I called the answering machine of disgraced journalist and reporter, Chuck Philips, several times during the last two months. I left messages asking him to go on the record about his pursuit to defame James Rosemond by contacting associates of Rosemond and asking them to attest to any criminal activities he may have done.
At one time, Philips was a well-respected journalist, writing for the LA Times, Rolling Stone, Spin, and the Washington Post. At his peak, he won a Pulitzer Prize in 1999 for “beat reporting” with Michael Hiltzik of the LA Times. They collaborated on a year-long series that exposed corruption inside the music business.

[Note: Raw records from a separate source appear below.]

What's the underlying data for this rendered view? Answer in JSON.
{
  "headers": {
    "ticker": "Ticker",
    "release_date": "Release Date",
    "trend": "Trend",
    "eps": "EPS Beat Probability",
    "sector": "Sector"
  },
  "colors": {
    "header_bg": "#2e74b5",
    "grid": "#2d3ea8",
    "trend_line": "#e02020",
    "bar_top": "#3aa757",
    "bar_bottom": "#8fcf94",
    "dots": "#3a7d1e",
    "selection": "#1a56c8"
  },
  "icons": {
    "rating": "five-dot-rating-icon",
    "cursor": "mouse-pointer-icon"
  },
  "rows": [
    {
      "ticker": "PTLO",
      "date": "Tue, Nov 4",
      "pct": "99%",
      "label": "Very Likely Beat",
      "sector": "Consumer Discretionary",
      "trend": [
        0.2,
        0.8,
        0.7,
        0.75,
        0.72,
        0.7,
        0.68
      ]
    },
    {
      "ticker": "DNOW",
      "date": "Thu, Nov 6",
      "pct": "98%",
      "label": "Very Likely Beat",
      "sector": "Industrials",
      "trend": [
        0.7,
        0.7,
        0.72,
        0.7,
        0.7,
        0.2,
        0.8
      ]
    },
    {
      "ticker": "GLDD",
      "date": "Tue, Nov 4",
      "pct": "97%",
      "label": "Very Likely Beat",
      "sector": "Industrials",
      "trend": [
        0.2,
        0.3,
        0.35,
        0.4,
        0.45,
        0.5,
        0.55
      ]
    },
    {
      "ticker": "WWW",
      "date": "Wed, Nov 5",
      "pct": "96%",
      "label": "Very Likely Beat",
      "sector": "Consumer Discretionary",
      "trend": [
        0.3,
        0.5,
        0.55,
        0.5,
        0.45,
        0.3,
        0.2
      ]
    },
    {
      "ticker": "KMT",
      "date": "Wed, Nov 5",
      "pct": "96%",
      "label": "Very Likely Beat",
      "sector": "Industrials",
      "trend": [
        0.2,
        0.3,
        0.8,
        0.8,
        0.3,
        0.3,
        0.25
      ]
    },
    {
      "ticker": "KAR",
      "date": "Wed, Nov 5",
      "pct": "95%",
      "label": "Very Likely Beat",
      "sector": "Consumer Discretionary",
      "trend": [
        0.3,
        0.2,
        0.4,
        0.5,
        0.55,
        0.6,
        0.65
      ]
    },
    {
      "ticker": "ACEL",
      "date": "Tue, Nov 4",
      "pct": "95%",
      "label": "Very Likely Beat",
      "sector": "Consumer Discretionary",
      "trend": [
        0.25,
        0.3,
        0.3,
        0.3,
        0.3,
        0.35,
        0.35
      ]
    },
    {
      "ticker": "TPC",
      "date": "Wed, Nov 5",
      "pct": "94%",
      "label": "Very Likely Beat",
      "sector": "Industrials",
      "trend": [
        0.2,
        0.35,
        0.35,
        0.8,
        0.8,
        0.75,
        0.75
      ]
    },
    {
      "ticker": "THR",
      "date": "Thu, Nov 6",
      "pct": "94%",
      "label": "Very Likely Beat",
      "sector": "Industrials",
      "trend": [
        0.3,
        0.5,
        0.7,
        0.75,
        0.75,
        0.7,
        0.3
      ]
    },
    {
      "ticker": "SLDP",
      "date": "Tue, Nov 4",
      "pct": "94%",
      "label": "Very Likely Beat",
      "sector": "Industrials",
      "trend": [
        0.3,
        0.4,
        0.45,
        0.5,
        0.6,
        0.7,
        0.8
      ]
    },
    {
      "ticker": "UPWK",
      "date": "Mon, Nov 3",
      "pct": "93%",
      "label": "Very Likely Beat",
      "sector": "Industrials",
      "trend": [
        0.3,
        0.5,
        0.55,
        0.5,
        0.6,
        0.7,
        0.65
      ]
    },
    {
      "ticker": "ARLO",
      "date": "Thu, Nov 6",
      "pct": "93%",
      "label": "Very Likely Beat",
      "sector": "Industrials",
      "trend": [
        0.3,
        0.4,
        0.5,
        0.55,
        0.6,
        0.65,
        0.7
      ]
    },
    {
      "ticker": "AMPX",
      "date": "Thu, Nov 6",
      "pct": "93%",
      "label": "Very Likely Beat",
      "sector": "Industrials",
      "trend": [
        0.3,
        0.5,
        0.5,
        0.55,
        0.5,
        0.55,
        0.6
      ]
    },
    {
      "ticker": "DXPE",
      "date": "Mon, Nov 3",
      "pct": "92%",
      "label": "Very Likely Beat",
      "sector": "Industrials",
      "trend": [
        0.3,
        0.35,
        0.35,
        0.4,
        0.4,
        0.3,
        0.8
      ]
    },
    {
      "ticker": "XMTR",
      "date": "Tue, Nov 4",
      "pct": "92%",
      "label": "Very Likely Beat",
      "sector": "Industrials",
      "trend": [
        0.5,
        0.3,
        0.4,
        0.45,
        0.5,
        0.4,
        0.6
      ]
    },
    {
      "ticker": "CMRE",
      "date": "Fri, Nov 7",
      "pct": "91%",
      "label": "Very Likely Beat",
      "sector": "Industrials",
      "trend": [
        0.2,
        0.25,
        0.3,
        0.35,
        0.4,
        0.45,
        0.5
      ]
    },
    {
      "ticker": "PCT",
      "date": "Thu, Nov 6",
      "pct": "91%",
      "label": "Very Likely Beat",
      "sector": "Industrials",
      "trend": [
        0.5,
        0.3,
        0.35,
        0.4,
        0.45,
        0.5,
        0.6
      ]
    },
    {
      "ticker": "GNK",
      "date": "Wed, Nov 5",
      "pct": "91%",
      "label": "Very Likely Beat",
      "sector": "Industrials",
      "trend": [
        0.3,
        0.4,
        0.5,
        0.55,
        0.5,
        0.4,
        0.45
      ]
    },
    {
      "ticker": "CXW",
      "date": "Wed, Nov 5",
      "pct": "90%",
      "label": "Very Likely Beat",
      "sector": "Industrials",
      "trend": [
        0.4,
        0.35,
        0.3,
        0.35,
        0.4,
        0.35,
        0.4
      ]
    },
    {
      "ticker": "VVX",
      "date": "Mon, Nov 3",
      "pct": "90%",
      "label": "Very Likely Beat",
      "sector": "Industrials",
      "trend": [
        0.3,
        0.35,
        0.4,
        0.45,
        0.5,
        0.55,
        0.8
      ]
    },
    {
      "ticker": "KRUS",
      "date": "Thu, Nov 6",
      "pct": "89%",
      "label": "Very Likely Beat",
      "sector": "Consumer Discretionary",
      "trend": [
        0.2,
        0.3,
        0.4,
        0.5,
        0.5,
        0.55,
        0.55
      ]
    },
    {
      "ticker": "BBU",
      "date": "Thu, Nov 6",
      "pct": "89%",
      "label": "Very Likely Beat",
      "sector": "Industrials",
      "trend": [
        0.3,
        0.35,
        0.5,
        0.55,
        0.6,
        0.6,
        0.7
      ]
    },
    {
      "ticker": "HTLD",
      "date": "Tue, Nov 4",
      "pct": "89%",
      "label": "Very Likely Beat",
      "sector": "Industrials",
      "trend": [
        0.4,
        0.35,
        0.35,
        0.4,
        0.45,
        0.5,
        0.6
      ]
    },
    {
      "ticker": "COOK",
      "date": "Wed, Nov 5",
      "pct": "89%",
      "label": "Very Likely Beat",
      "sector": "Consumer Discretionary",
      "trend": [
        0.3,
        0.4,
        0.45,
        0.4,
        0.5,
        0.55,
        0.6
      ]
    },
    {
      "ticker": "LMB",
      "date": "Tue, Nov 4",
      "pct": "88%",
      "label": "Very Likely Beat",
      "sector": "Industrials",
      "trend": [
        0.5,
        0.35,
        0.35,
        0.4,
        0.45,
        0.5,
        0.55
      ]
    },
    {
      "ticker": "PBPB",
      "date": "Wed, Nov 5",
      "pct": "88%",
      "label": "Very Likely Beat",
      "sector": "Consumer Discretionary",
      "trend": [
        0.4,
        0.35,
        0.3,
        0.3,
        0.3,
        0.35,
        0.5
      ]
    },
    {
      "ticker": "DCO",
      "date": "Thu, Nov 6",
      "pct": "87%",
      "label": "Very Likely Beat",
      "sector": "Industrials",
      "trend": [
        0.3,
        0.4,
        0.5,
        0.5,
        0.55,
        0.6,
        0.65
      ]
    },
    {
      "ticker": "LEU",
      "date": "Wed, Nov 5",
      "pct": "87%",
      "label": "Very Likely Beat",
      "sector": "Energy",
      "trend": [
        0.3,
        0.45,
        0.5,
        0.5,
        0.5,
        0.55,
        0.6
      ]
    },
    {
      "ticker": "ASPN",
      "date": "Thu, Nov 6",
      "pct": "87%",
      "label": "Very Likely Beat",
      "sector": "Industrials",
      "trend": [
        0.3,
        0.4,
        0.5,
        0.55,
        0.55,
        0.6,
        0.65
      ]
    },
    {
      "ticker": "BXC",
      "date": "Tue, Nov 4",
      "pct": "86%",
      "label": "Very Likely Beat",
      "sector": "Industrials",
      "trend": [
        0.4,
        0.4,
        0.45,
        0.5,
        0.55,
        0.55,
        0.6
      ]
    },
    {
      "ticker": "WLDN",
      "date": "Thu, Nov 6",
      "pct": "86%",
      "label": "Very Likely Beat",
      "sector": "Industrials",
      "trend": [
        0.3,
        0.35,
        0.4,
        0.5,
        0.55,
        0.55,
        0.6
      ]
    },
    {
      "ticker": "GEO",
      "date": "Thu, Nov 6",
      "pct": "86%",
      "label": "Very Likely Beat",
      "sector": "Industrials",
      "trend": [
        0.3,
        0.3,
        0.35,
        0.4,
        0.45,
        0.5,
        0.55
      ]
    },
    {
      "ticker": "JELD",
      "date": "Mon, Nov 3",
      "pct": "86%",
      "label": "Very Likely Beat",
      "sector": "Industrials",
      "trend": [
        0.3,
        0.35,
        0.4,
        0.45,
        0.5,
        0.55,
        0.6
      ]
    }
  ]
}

In 2002, Philip’s foray into the belly of Hip-Hop came when he wrote an article for the LA Times about the investigation of the murder of Tupac Shakur in Las Vegas. The article started a firestorm of controversy when Philips alleged that Christopher Wallace, a.k.a The Notorious B.I.G., hired a Southside Crip gang members who conveniently had just had an altercation with Tupac and Suge Knight at the MGM Grand. In the article, Philips imagined a scene that took place inside a hotel room, where Southside Crip members negotiated a one-million-dollar fee paid by Wallace, with one caveat. Philips wrote that Wallace placed his .40 caliber handgun on the table and asked that his bullet should be the one that will kill Shakur. Why didn’t the editors of the LA Times fire Philips right on the spot? Philips had never corroborated any of the information that was in the article. The same night of the Shakur’s murder, Wallace was at a studio in New York City, and he had receipts in his pocket to prove it. Additionally, no one recalled seeing Notorious B. I. G., one of the most popular, hip-hop heavyweights or his deep entourage in Vegas.